How do cranberries help my health?
Most of the health benefits obtained from cranberries come from their impressive antioxidant content. This makes them excellent for prevention of many chronic diseases including, cardiovascular disease, metabolic syndrome, and even some cancers.1,2,3 Cranberries have also gotten recognition for helping with urinary tract infections, but the research isn’t solid on whether they help during an active UTI though they may help to prevent one from starting.4
What medical conditions/symptoms are cranberries good for?
- Hpylori infection
- Ovarian cancer chemo-sensitizer
- Improves cholesterol
- Cardiovascular disease
When should cranberries be avoided?
Cranberries are generally very well tolerated. However, they do contain high amount of oxalate which is a primary component of kidney stones. There aren’t any documented cases of someone developing kidney stones from cranberries but if you have a history of stones it might be best not to consume large amounts.
Let’s try them out with delicious and nutritious recipes!
Cranberry Orange Scones
1 ½ c organic whole wheat flour 1 ½ t baking powder ½ t salt 1 T orange zest (about 1 large orange) 2 T unsalted butter, cold and cubed ½ c plain Greek yogurt 3 T local honey 3 T freshly squeezed orange juice 1 t vanilla extract ¾ c fresh cranberries, diced 2 t organic milk
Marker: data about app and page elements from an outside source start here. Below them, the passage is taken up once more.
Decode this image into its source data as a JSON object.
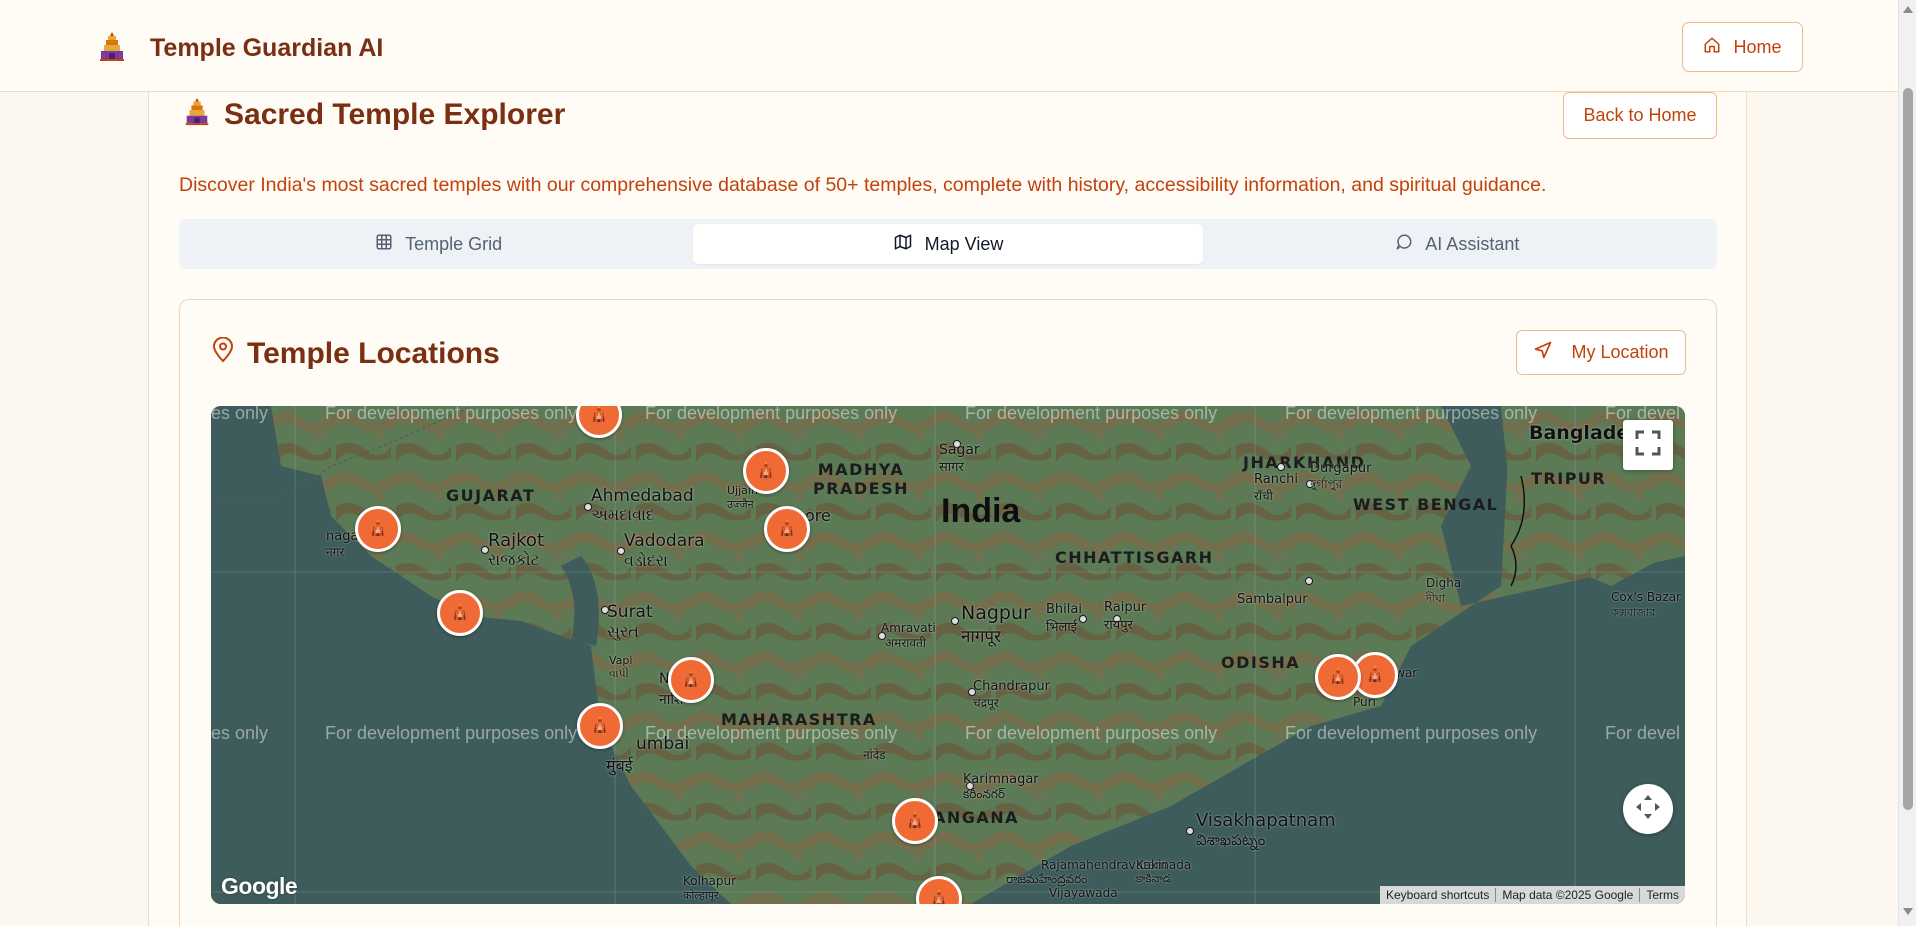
{
  "header": {
    "brand": "Temple Guardian AI",
    "home_label": "Home"
  },
  "explorer": {
    "title": "Sacred Temple Explorer",
    "back_label": "Back to Home",
    "subtitle": "Discover India's most sacred temples with our comprehensive database of 50+ temples, complete with history, accessibility information, and spiritual guidance."
  },
  "tabs": [
    {
      "label": "Temple Grid",
      "icon": "grid-icon",
      "active": false
    },
    {
      "label": "Map View",
      "icon": "map-icon",
      "active": true
    },
    {
      "label": "AI Assistant",
      "icon": "chat-icon",
      "active": false
    }
  ],
  "locations": {
    "title": "Temple Locations",
    "my_location_label": "My Location"
  },
  "map": {
    "watermark": "For development purposes only",
    "watermark_partial_left": "es only",
    "watermark_partial_right": "For devel",
    "country": "India",
    "states": [
      "GUJARAT",
      "MADHYA PRADESH",
      "JHARKHAND",
      "WEST BENGAL",
      "CHHATTISGARH",
      "ODISHA",
      "MAHARASHTRA",
      "ANGANA"
    ],
    "cities": {
      "ahmedabad": "Ahmedabad",
      "ahmedabad_local": "અમદાવાદ",
      "rajkot": "Rajkot",
      "rajkot_local": "રાજકોટ",
      "vadodara": "Vadodara",
      "vadodara_local": "વડોદરા",
      "surat": "Surat",
      "surat_local": "સુરત",
      "nagpur": "Nagpur",
      "nagpur_local": "नागपूर",
      "sagar": "Sagar",
      "sagar_local": "सागर",
      "ranchi": "Ranchi",
      "ranchi_local": "राँची",
      "durgapur": "Durgapur",
      "durgapur_local": "দুর্গাপুর",
      "bhilai": "Bhilai",
      "bhilai_local": "भिलाई",
      "raipur": "Raipur",
      "raipur_local": "रायपुर",
      "sambalpur": "Sambalpur",
      "amravati": "Amravati",
      "amravati_local": "अमरावती",
      "chandrapur": "Chandrapur",
      "chandrapur_local": "चंद्रपूर",
      "karimnagar": "Karimnagar",
      "karimnagar_local": "కరీంనగర్",
      "visakhapatnam": "Visakhapatnam",
      "visakhapatnam_local": "విశాఖపట్నం",
      "rajahmundry": "Rajamahendravaram",
      "rajahmundry_local": "రాజమహేంద్రవరం",
      "kakinada": "Kakinada",
      "kakinada_local": "కాకినాడ",
      "vijayawada": "Vijayawada",
      "kolhapur": "Kolhapur",
      "kolhapur_local": "कोल्हापूर",
      "mumbai": "umbai",
      "mumbai_local": "मुंबई",
      "vapi": "Vapi",
      "vapi_local": "વાપી",
      "digha": "Digha",
      "digha_local": "দীঘা",
      "coxs": "Cox's Bazar",
      "coxs_local": "কক্সবাজার",
      "bangladesh": "Banglade",
      "tripura": "TRIPUR",
      "puri": "Puri",
      "bhubaneswar": "neswar",
      "nashik": "N",
      "nashik_local": "नाशि",
      "jamnagar": "nagar",
      "jamnagar_local": "नगर",
      "ujjain": "Ujjain",
      "ujjain_local": "उज्जैन",
      "indore": "ore",
      "nanded": "नांदेड"
    },
    "temples": [
      {
        "name": "temple-marker-north-rajasthan"
      },
      {
        "name": "temple-marker-ujjain"
      },
      {
        "name": "temple-marker-omkareshwar"
      },
      {
        "name": "temple-marker-dwarka"
      },
      {
        "name": "temple-marker-somnath"
      },
      {
        "name": "temple-marker-trimbakeshwar"
      },
      {
        "name": "temple-marker-bhimashankar"
      },
      {
        "name": "temple-marker-puri"
      },
      {
        "name": "temple-marker-srisailam"
      },
      {
        "name": "temple-marker-south"
      }
    ],
    "google_logo": "Google",
    "attribution": [
      "Keyboard shortcuts",
      "Map data ©2025 Google",
      "Terms"
    ]
  }
}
Preheat the oven to 425°F, and line a baking sheet with parchment paper. In a medium bowl, whisk together the flour, baking powder, and salt. Whisk in the orange zest. Cut in the butter with a pastry cutter or the back of a fork until the mixture resembles fine crumbs. Stir in the Greek yogurt, honey, orange juice, and vanilla. Fold in the diced cranberries with a spatula. Using a spatula, shape the dough into a ¾” tall circle on the prepared baking sheet, and brush with the milk. Slice the circle into 8 triangular segments with a sharp knife. Bake at 425°F for 18-21 minutes, or until the tops are lightly golden. Cool on the pan for 5 minutes before transferring to a wire rack. Thank you to Amy’s Healthy Baking for this recipe!
Homemade Cranberry Applesauce
4 apples, peeled, cored and sliced 2 c fresh cranberries 1/2 c local honey 2 T lemon Juice 1 c water 1/2 t cinnamon 1/2 t cloves 1/2 t nutmeg
In a large sauce pan add water, lemon juice and honey. Stir over medium heat until honey is loose. Add cinnamon, cloves and nutmeg. Add cranberries and apple slices. Bring to a boil. Reduce heat and simmer for 30 minutes. Thank you to iSave A-Z for this recipe!
Learn More About Becoming a Naturopathic Doctor
Receive information from the accredited schools of your choice located across North America!